## EXERCISE PROMPT
Nothing should differ between your answer and the records below.

## DATA EXTRACT
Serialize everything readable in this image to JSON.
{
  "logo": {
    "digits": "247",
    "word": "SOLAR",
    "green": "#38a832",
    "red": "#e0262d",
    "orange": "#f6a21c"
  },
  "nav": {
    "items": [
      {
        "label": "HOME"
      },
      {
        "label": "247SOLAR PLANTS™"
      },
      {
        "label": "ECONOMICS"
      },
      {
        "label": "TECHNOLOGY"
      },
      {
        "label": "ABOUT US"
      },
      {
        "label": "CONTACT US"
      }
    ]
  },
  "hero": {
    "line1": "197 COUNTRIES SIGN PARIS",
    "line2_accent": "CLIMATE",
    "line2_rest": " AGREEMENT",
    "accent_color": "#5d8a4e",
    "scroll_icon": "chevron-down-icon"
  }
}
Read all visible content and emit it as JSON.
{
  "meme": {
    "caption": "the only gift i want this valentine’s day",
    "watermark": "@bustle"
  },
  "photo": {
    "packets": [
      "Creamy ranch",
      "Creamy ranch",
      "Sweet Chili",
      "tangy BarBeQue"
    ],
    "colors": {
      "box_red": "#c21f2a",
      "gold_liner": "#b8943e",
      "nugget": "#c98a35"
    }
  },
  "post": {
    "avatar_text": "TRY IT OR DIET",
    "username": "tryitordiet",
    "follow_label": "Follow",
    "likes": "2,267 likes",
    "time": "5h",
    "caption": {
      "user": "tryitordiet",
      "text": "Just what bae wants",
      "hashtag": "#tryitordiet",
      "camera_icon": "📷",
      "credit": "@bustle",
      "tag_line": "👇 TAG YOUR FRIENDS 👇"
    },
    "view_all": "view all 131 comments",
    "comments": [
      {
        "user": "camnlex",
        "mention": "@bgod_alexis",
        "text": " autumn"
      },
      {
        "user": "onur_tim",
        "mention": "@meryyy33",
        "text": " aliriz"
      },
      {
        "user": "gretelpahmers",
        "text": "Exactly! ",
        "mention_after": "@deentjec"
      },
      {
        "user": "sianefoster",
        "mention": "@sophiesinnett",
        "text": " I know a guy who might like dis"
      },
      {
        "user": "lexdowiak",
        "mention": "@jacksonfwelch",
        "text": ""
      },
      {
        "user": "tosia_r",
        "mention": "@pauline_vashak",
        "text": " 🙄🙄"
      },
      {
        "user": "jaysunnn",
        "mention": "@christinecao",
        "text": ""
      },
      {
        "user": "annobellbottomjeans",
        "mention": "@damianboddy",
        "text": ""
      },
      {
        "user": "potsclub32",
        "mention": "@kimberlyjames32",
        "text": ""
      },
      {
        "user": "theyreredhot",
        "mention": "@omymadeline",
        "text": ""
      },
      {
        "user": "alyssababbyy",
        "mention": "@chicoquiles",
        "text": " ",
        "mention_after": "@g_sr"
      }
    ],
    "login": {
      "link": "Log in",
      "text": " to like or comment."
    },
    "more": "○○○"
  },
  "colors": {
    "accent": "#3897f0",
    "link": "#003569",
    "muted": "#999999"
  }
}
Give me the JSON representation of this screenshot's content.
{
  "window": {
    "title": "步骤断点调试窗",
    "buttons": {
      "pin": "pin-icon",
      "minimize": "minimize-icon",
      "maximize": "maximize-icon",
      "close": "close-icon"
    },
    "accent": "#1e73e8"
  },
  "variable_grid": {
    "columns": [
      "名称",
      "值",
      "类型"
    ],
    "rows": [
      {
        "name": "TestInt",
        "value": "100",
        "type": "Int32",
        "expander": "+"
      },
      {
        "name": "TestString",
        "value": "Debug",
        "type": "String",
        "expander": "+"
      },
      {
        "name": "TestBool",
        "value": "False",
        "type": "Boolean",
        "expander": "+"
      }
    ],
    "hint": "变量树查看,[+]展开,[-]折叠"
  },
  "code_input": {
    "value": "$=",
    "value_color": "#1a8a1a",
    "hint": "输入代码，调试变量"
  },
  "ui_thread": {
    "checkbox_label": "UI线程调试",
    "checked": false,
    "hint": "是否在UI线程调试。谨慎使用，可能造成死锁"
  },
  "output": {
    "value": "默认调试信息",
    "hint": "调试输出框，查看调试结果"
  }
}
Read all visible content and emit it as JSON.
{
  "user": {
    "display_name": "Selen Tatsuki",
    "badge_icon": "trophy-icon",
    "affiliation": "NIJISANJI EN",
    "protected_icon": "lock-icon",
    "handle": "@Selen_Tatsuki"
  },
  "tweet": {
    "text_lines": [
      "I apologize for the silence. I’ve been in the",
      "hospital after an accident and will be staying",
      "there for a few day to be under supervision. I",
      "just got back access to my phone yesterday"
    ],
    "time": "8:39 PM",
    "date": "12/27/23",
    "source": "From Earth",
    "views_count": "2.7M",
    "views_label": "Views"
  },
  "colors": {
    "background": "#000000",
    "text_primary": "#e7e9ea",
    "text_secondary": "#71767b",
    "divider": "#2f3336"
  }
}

## SOLUTION TO THIS TASK
Serialize everything readable in this image to JSON.
{
  "logo": {
    "digits": "247",
    "word": "SOLAR",
    "green": "#38a832",
    "red": "#e0262d",
    "orange": "#f6a21c"
  },
  "nav": {
    "items": [
      {
        "label": "HOME"
      },
      {
        "label": "247SOLAR PLANTS™"
      },
      {
        "label": "ECONOMICS"
      },
      {
        "label": "TECHNOLOGY"
      },
      {
        "label": "ABOUT US"
      },
      {
        "label": "CONTACT US"
      }
    ]
  },
  "hero": {
    "line1": "197 COUNTRIES SIGN PARIS",
    "line2_accent": "CLIMATE",
    "line2_rest": " AGREEMENT",
    "accent_color": "#5d8a4e",
    "scroll_icon": "chevron-down-icon"
  }
}
Read all visible content and emit it as JSON.
{
  "meme": {
    "caption": "the only gift i want this valentine’s day",
    "watermark": "@bustle"
  },
  "photo": {
    "packets": [
      "Creamy ranch",
      "Creamy ranch",
      "Sweet Chili",
      "tangy BarBeQue"
    ],
    "colors": {
      "box_red": "#c21f2a",
      "gold_liner": "#b8943e",
      "nugget": "#c98a35"
    }
  },
  "post": {
    "avatar_text": "TRY IT OR DIET",
    "username": "tryitordiet",
    "follow_label": "Follow",
    "likes": "2,267 likes",
    "time": "5h",
    "caption": {
      "user": "tryitordiet",
      "text": "Just what bae wants",
      "hashtag": "#tryitordiet",
      "camera_icon": "📷",
      "credit": "@bustle",
      "tag_line": "👇 TAG YOUR FRIENDS 👇"
    },
    "view_all": "view all 131 comments",
    "comments": [
      {
        "user": "camnlex",
        "mention": "@bgod_alexis",
        "text": " autumn"
      },
      {
        "user": "onur_tim",
        "mention": "@meryyy33",
        "text": " aliriz"
      },
      {
        "user": "gretelpahmers",
        "text": "Exactly! ",
        "mention_after": "@deentjec"
      },
      {
        "user": "sianefoster",
        "mention": "@sophiesinnett",
        "text": " I know a guy who might like dis"
      },
      {
        "user": "lexdowiak",
        "mention": "@jacksonfwelch",
        "text": ""
      },
      {
        "user": "tosia_r",
        "mention": "@pauline_vashak",
        "text": " 🙄🙄"
      },
      {
        "user": "jaysunnn",
        "mention": "@christinecao",
        "text": ""
      },
      {
        "user": "annobellbottomjeans",
        "mention": "@damianboddy",
        "text": ""
      },
      {
        "user": "potsclub32",
        "mention": "@kimberlyjames32",
        "text": ""
      },
      {
        "user": "theyreredhot",
        "mention": "@omymadeline",
        "text": ""
      },
      {
        "user": "alyssababbyy",
        "mention": "@chicoquiles",
        "text": " ",
        "mention_after": "@g_sr"
      }
    ],
    "login": {
      "link": "Log in",
      "text": " to like or comment."
    },
    "more": "○○○"
  },
  "colors": {
    "accent": "#3897f0",
    "link": "#003569",
    "muted": "#999999"
  }
}
Give me the JSON representation of this screenshot's content.
{
  "window": {
    "title": "步骤断点调试窗",
    "buttons": {
      "pin": "pin-icon",
      "minimize": "minimize-icon",
      "maximize": "maximize-icon",
      "close": "close-icon"
    },
    "accent": "#1e73e8"
  },
  "variable_grid": {
    "columns": [
      "名称",
      "值",
      "类型"
    ],
    "rows": [
      {
        "name": "TestInt",
        "value": "100",
        "type": "Int32",
        "expander": "+"
      },
      {
        "name": "TestString",
        "value": "Debug",
        "type": "String",
        "expander": "+"
      },
      {
        "name": "TestBool",
        "value": "False",
        "type": "Boolean",
        "expander": "+"
      }
    ],
    "hint": "变量树查看,[+]展开,[-]折叠"
  },
  "code_input": {
    "value": "$=",
    "value_color": "#1a8a1a",
    "hint": "输入代码，调试变量"
  },
  "ui_thread": {
    "checkbox_label": "UI线程调试",
    "checked": false,
    "hint": "是否在UI线程调试。谨慎使用，可能造成死锁"
  },
  "output": {
    "value": "默认调试信息",
    "hint": "调试输出框，查看调试结果"
  }
}
Read all visible content and emit it as JSON.
{
  "user": {
    "display_name": "Selen Tatsuki",
    "badge_icon": "trophy-icon",
    "affiliation": "NIJISANJI EN",
    "protected_icon": "lock-icon",
    "handle": "@Selen_Tatsuki"
  },
  "tweet": {
    "text_lines": [
      "I apologize for the silence. I’ve been in the",
      "hospital after an accident and will be staying",
      "there for a few day to be under supervision. I",
      "just got back access to my phone yesterday"
    ],
    "time": "8:39 PM",
    "date": "12/27/23",
    "source": "From Earth",
    "views_count": "2.7M",
    "views_label": "Views"
  },
  "colors": {
    "background": "#000000",
    "text_primary": "#e7e9ea",
    "text_secondary": "#71767b",
    "divider": "#2f3336"
  }
}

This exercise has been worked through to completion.